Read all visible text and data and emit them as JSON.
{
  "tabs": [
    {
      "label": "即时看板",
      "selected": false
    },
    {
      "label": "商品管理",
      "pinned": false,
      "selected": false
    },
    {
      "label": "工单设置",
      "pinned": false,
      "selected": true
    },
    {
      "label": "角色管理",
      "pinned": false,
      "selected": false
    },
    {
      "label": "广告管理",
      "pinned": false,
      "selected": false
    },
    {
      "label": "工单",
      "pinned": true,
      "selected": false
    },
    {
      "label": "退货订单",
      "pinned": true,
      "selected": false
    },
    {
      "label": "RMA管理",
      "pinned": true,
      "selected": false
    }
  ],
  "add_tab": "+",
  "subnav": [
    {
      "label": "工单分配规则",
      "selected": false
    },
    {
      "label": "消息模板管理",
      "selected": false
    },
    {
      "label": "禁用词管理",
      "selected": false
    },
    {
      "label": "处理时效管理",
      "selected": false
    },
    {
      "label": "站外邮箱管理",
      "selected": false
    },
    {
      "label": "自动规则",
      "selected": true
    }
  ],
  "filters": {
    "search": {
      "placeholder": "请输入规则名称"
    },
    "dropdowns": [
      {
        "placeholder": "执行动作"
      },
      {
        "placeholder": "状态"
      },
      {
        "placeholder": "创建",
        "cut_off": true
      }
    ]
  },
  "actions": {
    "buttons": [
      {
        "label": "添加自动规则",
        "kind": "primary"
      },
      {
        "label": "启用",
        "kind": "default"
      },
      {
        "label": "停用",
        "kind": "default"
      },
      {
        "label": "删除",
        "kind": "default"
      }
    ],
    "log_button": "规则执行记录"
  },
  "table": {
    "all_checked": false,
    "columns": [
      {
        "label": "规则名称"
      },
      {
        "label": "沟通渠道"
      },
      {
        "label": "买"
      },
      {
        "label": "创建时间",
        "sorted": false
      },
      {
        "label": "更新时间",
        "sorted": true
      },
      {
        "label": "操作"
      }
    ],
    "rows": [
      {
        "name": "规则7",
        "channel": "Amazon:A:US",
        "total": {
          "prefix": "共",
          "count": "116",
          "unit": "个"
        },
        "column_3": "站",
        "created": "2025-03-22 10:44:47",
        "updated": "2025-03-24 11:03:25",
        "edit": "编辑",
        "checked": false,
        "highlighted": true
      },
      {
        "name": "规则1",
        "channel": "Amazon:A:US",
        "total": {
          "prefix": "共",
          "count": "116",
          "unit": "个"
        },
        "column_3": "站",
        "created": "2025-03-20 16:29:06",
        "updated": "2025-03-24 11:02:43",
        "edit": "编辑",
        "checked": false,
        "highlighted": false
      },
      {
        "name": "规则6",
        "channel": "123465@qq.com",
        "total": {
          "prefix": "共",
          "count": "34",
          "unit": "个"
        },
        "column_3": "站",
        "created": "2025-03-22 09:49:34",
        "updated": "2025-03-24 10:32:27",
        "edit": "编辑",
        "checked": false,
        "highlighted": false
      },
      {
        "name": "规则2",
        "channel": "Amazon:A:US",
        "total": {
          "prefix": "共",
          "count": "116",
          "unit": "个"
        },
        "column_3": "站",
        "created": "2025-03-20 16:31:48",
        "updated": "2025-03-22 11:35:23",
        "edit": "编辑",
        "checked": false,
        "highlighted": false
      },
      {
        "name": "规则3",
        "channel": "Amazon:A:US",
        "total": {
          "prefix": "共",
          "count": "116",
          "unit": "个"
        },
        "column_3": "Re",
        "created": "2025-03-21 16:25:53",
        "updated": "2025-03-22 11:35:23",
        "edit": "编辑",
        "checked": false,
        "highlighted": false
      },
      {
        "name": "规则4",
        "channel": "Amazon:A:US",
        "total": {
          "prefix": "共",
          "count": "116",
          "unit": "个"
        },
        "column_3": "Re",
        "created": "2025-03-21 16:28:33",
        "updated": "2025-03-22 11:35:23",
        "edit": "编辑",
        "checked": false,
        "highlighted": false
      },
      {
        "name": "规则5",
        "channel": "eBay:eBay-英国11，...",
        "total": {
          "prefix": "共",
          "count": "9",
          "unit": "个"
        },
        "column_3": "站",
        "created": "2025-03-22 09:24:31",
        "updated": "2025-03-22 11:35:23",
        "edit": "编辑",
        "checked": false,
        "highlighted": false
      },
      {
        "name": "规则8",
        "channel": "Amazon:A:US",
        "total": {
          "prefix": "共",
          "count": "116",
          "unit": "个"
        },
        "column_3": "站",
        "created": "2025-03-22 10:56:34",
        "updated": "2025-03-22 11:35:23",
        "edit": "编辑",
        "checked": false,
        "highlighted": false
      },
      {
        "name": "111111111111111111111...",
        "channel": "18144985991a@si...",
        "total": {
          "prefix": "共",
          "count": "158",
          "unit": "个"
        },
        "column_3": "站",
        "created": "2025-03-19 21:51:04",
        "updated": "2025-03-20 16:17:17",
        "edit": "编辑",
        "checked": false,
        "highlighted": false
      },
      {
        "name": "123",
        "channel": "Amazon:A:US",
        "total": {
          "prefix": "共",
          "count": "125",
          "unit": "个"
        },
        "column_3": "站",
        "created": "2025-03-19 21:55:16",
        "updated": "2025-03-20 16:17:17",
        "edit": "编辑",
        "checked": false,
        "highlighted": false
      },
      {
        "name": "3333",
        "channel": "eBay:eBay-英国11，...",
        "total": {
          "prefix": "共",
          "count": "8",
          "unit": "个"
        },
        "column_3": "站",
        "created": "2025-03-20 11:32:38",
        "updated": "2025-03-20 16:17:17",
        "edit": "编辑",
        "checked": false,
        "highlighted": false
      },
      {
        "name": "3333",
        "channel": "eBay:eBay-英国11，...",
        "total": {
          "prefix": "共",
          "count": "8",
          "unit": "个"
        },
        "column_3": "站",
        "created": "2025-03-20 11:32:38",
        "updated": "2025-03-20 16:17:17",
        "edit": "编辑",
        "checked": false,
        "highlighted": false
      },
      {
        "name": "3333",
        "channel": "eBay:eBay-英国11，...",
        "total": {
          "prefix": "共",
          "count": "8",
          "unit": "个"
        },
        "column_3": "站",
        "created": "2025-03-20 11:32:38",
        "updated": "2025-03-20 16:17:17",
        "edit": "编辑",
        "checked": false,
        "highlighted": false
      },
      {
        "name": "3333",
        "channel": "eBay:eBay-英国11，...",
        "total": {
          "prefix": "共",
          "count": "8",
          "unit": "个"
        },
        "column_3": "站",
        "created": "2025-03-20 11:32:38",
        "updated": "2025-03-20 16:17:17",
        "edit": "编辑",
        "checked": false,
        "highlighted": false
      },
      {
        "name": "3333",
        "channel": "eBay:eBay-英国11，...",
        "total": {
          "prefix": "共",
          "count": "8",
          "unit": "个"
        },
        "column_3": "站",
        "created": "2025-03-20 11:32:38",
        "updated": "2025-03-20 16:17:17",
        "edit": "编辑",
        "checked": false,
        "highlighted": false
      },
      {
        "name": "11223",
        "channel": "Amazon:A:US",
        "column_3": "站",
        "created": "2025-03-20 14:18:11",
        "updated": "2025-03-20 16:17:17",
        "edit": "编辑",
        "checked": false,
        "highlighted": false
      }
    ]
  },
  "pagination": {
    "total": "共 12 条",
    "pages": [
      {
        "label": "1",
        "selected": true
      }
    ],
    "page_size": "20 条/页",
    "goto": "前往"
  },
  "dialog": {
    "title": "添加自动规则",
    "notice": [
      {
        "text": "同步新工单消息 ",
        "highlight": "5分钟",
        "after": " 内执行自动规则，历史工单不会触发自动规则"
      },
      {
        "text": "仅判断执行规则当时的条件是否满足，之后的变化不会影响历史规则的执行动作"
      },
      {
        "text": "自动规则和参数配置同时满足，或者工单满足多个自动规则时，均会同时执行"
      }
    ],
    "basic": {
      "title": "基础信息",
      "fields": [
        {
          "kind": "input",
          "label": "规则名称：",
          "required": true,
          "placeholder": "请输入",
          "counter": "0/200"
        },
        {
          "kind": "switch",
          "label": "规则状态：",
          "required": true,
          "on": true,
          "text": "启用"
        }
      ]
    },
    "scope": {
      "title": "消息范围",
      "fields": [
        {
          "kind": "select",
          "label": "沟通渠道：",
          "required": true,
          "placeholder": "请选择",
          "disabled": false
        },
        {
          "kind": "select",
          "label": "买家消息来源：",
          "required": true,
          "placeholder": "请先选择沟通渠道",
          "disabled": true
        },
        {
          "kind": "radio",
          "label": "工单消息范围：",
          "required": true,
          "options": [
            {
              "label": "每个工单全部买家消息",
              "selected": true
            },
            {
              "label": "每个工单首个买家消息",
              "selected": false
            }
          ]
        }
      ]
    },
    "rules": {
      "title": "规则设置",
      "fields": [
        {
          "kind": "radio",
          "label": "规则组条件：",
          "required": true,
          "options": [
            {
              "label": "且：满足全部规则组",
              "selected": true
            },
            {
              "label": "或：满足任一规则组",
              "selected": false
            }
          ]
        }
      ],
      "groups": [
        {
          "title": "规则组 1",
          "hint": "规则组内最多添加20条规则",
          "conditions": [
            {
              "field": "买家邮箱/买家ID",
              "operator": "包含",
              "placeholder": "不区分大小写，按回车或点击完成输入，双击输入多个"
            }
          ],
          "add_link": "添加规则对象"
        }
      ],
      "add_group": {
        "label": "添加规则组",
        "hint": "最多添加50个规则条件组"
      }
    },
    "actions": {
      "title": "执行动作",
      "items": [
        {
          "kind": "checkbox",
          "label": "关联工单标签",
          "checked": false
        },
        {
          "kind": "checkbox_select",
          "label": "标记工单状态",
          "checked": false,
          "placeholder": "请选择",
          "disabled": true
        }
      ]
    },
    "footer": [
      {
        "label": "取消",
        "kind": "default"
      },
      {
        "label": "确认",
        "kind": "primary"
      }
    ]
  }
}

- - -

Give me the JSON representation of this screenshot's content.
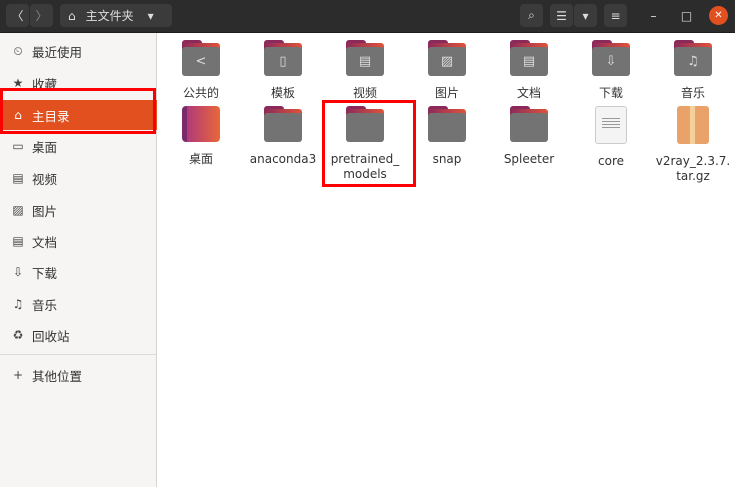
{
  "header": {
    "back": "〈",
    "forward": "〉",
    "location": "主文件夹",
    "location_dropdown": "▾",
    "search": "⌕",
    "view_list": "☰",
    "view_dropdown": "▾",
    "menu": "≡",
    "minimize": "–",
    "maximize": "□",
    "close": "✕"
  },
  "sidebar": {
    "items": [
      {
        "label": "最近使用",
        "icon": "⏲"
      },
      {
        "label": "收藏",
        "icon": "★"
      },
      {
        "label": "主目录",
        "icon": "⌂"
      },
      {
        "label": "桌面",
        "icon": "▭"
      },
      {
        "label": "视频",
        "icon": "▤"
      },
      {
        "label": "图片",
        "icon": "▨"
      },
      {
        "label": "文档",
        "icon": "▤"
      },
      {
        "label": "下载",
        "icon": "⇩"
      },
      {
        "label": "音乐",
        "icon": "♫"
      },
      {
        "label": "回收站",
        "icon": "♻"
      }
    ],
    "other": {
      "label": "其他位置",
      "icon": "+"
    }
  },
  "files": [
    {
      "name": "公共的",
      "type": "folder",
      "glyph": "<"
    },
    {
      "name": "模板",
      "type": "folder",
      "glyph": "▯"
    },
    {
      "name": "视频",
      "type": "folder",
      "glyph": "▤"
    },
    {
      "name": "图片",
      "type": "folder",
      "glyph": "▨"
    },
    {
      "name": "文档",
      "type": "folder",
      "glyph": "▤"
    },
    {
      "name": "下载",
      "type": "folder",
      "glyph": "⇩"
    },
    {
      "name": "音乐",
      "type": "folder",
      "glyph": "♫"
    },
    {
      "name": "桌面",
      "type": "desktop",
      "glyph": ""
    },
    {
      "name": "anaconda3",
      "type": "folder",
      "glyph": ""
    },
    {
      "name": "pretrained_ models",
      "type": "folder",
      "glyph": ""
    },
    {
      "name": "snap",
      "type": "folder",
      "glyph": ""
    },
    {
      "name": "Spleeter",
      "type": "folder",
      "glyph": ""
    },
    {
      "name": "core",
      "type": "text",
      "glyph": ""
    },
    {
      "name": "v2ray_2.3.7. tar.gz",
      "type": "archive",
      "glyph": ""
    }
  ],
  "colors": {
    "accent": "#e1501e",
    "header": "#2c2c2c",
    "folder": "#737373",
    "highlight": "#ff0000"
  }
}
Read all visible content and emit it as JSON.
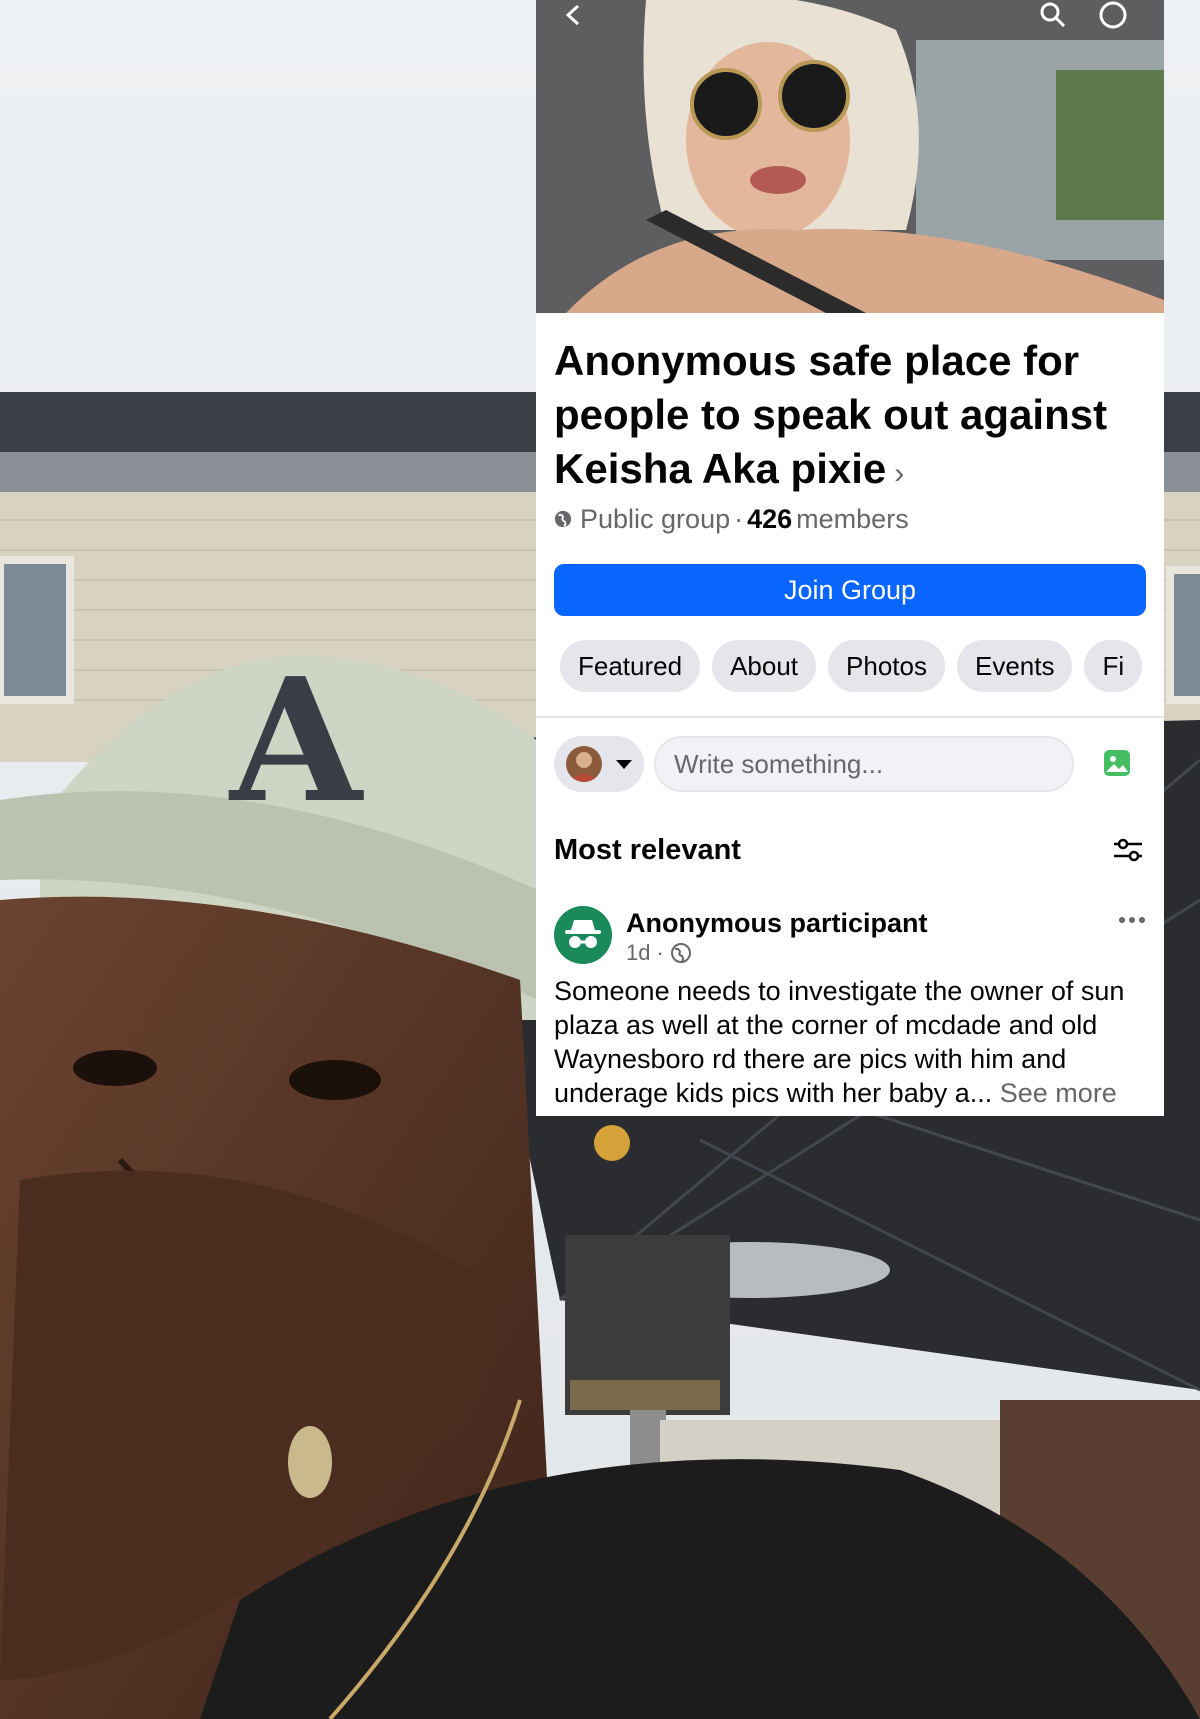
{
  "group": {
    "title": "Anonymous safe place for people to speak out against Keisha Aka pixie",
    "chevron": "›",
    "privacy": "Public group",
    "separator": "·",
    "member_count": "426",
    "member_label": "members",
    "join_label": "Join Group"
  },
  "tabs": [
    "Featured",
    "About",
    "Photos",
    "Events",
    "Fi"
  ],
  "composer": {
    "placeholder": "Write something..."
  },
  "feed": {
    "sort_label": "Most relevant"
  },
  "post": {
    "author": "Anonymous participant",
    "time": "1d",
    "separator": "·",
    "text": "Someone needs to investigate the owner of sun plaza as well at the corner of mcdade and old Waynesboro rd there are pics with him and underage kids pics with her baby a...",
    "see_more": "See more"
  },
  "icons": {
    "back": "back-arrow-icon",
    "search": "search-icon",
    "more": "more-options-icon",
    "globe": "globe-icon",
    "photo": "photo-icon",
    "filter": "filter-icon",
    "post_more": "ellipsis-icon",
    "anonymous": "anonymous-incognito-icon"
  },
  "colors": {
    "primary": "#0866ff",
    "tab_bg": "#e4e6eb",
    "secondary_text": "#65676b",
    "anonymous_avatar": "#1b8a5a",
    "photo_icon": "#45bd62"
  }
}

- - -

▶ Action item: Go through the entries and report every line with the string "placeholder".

▶ Response area:
      "placeholder": "请输入规则名称"
        "placeholder": "执行动作"
        "placeholder": "状态"
        "placeholder": "创建",
          "placeholder": "请输入",
          "placeholder": "请选择",
          "placeholder": "请先选择沟通渠道",
              "placeholder": "不区分大小写，按回车或点击完成输入，双击输入多个"
          "placeholder": "请选择",
    "placeholder": "Write something..."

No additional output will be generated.